╭──
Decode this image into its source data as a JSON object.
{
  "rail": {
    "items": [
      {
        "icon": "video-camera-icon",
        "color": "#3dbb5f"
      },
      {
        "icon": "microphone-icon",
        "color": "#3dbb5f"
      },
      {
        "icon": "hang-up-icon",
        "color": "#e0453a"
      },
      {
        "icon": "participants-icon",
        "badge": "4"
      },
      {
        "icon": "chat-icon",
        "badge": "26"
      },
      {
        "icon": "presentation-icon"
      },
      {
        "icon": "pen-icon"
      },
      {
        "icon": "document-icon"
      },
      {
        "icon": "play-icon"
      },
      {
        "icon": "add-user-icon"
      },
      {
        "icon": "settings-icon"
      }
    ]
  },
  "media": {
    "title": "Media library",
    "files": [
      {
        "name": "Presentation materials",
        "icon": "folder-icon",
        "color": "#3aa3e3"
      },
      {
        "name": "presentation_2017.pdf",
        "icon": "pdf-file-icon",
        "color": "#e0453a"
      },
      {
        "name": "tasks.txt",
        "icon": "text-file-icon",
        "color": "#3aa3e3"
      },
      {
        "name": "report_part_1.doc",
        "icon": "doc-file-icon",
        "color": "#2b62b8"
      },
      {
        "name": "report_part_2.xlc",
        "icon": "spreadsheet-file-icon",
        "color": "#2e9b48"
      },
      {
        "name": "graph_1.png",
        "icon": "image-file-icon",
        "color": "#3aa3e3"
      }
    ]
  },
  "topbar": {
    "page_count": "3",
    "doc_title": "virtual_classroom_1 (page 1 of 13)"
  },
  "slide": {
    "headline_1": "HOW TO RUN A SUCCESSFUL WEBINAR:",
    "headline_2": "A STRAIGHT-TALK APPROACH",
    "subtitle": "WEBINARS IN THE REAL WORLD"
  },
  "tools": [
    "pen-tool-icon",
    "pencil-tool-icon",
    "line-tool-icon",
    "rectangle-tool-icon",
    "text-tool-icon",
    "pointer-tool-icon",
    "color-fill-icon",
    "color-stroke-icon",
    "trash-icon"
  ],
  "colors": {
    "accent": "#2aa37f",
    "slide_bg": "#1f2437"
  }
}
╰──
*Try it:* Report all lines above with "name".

*Answer:*
        "name": "Presentation materials",
        "name": "presentation_2017.pdf",
        "name": "tasks.txt",
        "name": "report_part_1.doc",
        "name": "report_part_2.xlc",
        "name": "graph_1.png",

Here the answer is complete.